The biggest reward came in the mornings when we were able to work with the teacher and the children and actually see their excitement as they used the computers in their lesson. Their eyes would light up as they got to use the computers to complete the activity assigned. Although there were varying levels of experience with the computers, it was amazing to see how quickly the children learned, especially the younger ones.
The students completed various activities using the Intel Classmate PC. The younger children practiced identifying the letters of the alphabet or colors, while the older children were able to research a topic and then actually take a quiz on the topic that the teachers had setup previously and administered via the computers.
Other companies are developing products that integrate with the Intel Classmate PC as well. For example, we brought some Lego Education WeDorobotics kits that allow the children to build various Lego creations, such as a parrot that flaps its wings through the use of a small USB-powered motor, and then control them through the computer with a simple, visual programming interface.

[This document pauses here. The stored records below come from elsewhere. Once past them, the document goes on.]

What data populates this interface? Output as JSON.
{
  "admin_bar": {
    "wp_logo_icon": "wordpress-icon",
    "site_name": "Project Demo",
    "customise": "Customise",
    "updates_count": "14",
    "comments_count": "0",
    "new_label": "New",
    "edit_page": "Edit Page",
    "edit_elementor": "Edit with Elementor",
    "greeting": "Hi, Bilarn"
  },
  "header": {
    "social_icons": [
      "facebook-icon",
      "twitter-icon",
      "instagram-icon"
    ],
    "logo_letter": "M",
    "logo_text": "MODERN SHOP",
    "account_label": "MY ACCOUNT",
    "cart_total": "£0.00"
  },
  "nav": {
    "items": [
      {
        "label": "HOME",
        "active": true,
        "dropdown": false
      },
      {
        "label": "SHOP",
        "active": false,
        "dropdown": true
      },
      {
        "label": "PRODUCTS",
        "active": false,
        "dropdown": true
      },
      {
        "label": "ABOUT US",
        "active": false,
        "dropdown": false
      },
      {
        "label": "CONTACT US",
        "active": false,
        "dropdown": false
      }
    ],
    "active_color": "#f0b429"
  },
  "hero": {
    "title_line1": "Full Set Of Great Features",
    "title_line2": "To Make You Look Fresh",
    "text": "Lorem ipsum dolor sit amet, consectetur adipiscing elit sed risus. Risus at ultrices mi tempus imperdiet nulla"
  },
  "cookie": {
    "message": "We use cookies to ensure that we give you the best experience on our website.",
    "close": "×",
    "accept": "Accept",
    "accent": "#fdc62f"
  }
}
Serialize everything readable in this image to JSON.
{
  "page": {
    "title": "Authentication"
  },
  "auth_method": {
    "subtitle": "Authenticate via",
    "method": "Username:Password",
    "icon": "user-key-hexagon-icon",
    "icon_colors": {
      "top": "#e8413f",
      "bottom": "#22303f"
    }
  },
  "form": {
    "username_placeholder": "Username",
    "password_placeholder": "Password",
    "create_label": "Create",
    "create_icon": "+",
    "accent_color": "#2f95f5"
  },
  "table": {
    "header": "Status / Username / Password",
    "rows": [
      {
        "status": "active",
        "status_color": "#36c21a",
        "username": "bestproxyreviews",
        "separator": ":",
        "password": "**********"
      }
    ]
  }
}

We also brought science sensors and lab experiments donated by PASCO. PASCO makes Probeware that connects via USB to take measurements on temperature, noise, and light levels. PASCO also provides science lessons on the computer that the teachers are able to easily integrate into a lesson plan.
As we wrapped up the week, the reality that we were going to be leaving began to set in. It’s amazing how attached you can become to a group of people in just two weeks. On the final day the school presented us with formal certificates of our work completed as a gesture of gratitude. We took turns sharing thoughts on what a wonderful experience it had been. We took some pictures and shed a few tears as we prepared to leave this humble school, feeling good that we were able to make a difference there.